If you are filing for divorce, you probably expect alimony payments to be a part of the arrangement. Whether you are the paying spouse or the one receiving alimony payments, you are likely wondering how long this arrangement will last. Multiple factors are considered when determining alimony payments, but one that could affect the length of the paying spouse’s obligation is how long the marriage lasted. A Tazewell County alimony lawyer can tell you more about what to expect when an alimony agreement is being negotiated and finalized.
How Does Marriage Length Affect Alimony Payments?
Generally, a judge will follow a certain formula when determining how long an alimony agreement should last.
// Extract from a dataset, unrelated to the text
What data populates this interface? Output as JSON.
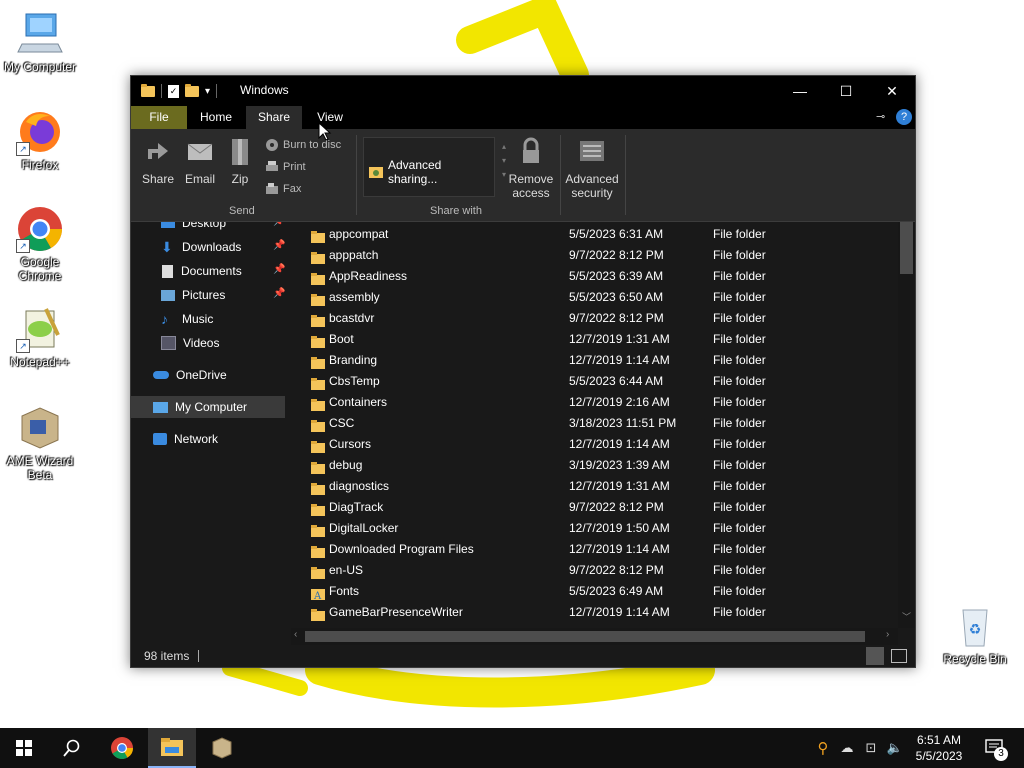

Alimony payments will last for a certain percentage of time relative to the marriage length. We can see some examples here:
- Married less than five years: Alimony payments can last for 20% of the time you were married
- Married five years: 24%
- Married 10 years: 45%
- Married 15 years: 64%
- Married for 20 years or more: 100% or permanent spousal maintenance
So if you are married for five years, spousal support could be required for a little over a year. Couples married for 10 years could have an arrangement for four years and six months. A paying spouse whose marriage has ended after 15 years could be obligated to make payments for just over nine and a half years.
The longer your marriage lasts, the longer your spousal support arrangement is going to last. People who are married for 20 years or more might even end up with an agreement that has them paying alimony for the rest of their lives.
Are There Situations Where This Formula Does Not Apply?
Most divorcing couples are going to be subject to the state’s spousal support formula we outlined above. Some rare exceptions do apply though. The amount of alimony and the length of an agreement may need to be adjusted if:
- The paying spouse already has child support or spousal support payments to make
- You and your spouse have a combined annual income of over $500,000
At that point, these percentages still serve as a guideline, but other considerations can be made.
Can Alimony Agreements End Earlier Than Anticipated?
There are a few situations in which an alimony agreement can be terminated earlier than expected. This can occur when:
- The supported spouse remarries
- The paying spouse can show that the supported spouse is cohabitating with a romantic partner
- One of the spouses passes away
Spousal support agreements can also be modified in some situations, but the above scenarios are generally the only ones in which a negotiated agreement can be ended early.
Schedule an Appointment With Our Experienced Divorce Lawyers
The divorce process can be a complex one, so if you have questions or need help navigating things like alimony agreements, we are here to help. Contact Butler, Giraudo & Meister, P.C. to schedule a consultation and learn more about how we can be of assistance.